IFIs like their conventional counterparts also have to comply with capital adequacy and liquidity management rules under the new Basel III Concordat. Bankers believe that Islamic banks are not likely to find it overly difficult to comply with the enhanced capital requirements coming out of Basel III, though they might find meeting the enhanced liquidity requirements relatively more challenging.
On the latter the IFSB is in the process of undertaking a thorough review of the proposed parameters of the new liquidity standards so that these specificities of Islamic finance are fully taken into account in the calculation of these ratios.
In December 2014, the IFSB published a draft Guidance Note (GN-6) for public consultation, which aims to complement the global liquidity standards (such as LCR and NSFR) of Basel III and other developments on liquidity risk management for the Islamic financial services industry (IFSI).

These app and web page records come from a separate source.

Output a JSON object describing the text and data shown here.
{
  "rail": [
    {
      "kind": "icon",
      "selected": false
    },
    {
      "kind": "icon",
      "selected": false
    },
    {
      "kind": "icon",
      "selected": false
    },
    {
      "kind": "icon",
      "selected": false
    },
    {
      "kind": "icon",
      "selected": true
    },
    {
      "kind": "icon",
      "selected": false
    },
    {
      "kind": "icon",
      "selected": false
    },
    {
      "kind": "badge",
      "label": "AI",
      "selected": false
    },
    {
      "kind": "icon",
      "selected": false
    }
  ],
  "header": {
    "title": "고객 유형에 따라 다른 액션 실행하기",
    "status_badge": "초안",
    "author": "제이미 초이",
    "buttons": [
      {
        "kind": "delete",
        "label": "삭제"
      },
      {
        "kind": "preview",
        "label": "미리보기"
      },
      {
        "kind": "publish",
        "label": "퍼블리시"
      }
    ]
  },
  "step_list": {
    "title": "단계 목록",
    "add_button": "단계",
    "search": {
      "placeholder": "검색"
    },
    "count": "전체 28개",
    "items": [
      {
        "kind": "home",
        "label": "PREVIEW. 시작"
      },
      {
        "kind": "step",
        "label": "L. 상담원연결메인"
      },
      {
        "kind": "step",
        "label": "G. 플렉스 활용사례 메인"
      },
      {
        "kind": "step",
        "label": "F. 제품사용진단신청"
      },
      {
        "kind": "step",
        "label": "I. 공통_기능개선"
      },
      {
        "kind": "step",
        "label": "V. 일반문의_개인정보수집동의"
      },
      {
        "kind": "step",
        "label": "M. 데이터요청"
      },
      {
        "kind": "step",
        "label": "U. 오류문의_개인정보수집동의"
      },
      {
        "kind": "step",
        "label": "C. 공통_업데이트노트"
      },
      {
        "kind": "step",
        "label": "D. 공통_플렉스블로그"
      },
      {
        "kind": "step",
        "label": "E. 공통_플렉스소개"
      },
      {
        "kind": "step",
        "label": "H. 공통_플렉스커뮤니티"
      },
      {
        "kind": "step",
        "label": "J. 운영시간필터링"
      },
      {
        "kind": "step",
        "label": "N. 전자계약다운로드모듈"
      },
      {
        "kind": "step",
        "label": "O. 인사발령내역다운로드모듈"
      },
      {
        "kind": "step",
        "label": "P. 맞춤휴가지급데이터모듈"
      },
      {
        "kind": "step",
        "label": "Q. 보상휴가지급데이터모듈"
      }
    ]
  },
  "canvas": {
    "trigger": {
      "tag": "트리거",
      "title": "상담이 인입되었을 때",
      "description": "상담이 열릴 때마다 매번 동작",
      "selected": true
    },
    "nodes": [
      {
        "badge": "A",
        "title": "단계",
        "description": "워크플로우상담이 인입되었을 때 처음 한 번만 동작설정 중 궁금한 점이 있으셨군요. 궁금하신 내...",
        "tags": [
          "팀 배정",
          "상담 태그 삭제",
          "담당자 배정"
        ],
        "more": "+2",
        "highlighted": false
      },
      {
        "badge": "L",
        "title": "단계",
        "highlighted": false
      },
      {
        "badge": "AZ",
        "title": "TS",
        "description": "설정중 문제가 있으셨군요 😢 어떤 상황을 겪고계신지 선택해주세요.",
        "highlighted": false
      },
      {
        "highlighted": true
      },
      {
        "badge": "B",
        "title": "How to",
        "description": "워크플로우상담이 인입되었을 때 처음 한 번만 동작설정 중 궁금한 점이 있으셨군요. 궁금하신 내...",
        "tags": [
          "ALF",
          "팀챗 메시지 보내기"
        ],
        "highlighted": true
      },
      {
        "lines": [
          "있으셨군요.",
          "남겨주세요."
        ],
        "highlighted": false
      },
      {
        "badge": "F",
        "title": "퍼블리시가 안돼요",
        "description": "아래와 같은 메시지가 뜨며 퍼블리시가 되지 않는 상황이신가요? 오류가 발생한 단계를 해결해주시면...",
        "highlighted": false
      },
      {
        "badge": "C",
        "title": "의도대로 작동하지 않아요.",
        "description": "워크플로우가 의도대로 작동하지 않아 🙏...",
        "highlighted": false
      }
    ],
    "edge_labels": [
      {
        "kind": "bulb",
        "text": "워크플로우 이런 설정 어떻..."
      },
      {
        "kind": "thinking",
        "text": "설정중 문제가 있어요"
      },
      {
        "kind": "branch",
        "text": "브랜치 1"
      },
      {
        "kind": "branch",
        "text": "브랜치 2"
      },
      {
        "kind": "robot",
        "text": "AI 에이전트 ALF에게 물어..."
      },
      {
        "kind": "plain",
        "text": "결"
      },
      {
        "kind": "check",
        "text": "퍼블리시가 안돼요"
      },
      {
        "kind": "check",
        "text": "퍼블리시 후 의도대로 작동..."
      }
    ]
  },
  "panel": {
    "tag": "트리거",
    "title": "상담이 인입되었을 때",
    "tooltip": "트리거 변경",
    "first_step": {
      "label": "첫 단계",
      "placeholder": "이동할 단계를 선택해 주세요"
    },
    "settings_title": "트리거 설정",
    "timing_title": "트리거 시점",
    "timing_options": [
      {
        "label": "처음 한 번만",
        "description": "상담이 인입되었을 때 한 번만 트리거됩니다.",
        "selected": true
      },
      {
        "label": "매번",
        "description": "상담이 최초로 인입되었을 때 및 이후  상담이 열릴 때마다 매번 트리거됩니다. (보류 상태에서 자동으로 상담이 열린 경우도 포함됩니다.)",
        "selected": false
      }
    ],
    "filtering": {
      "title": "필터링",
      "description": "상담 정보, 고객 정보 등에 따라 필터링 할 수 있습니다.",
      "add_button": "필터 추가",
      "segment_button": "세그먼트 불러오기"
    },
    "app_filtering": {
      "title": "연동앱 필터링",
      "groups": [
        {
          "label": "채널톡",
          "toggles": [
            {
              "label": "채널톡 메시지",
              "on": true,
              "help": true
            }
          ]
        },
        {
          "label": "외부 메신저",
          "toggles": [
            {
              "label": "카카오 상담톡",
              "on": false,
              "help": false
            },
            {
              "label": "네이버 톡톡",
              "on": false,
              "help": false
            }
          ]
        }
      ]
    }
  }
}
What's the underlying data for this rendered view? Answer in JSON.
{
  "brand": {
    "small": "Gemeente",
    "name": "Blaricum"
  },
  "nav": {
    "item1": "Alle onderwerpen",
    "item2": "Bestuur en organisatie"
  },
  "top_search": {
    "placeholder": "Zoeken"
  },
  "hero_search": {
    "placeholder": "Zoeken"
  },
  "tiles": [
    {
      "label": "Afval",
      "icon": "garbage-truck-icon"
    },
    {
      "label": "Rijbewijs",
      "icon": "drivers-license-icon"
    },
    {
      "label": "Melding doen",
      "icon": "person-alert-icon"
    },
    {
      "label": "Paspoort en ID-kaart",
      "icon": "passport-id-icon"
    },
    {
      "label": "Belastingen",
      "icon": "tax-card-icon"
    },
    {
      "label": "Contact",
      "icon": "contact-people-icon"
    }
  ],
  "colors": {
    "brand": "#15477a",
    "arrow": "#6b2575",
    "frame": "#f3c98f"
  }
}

“It will help the regulatory and supervisory authorities to provide a level-playing field to the IIFS in the application of liquidity standards vis-a-vis their conventional counterparts, and thus will promote the sound management of liquidity risk in IIFS,” said the board in a statement. Once again, GN-6 will be issued during 2015.
Another potentially important development whose impact will be felt in 2015 is the launch by IIFM in Manama at the end of last November of the Master Collateralized Murabahah Agreement.
“This global master agreement,” explained Ijlal Ahmed Alvi, CEO, IIFM, “has been developed as an additional tool to be used for liquidity management by institutions active in Islamic finance. It is the best possible alternative to conventional repo arrangements and will enable the institutions to utilise their idle Sukuk or Shariah-compliant portfolio for generating liquidity. The master agreement also provides for credit enhancement resulting in better risk management in an environment where the global finance market is generally moving away from clean lending.”
The key features of this Master Agreement, according to Alvi, is that the fund placing institution will have a comfort of having the collateral in case of any eventuality, segregated safe keeping and margin maintenance mechanism to support risk management. The collateral is taken through a pledge mechanism and envisages that the collateral will be held by a third party custodian to facilitate getting hold of the collateral in case of default or severe impairment of the collateral giving institution’s credit worthiness.
The document has been welcomed by both regulators and market players. Khalid Hamad Abdul-Rahman Hamad, executive director, banking supervision at the Central bank of Bahrain (CBB), who is also the chairman of IIFM, explained at the launch of the Master Agreement that the structure “is based on ‘rahn’ or collateral and will provide an alternative avenue to institutions for low-risk financing arrangements locally as well as cross-border. With the publication of this global standard document, institutions of all sizes will be equally comfortable to transact and better utilise their Islamic securities portfolio, particularly Sukuk. Another feature of this agreement is the potential to make use of a tri-party agent for safe keeping as well as marking to market and such services.”
To Naveed Khan, deputy chairman of IIFM and managing director, ABC Islamic Bank, on the other hand “this Master Agreement fills the acute gap and removes a disadvantage for the Islamic finance industry compared to its conventional counterpart. In as much as re-use is not a feature, it retains its full Shariah-compliant flavour. I am hopeful that both existing and new users will find the standard useful in bridging their liquidity needs.” n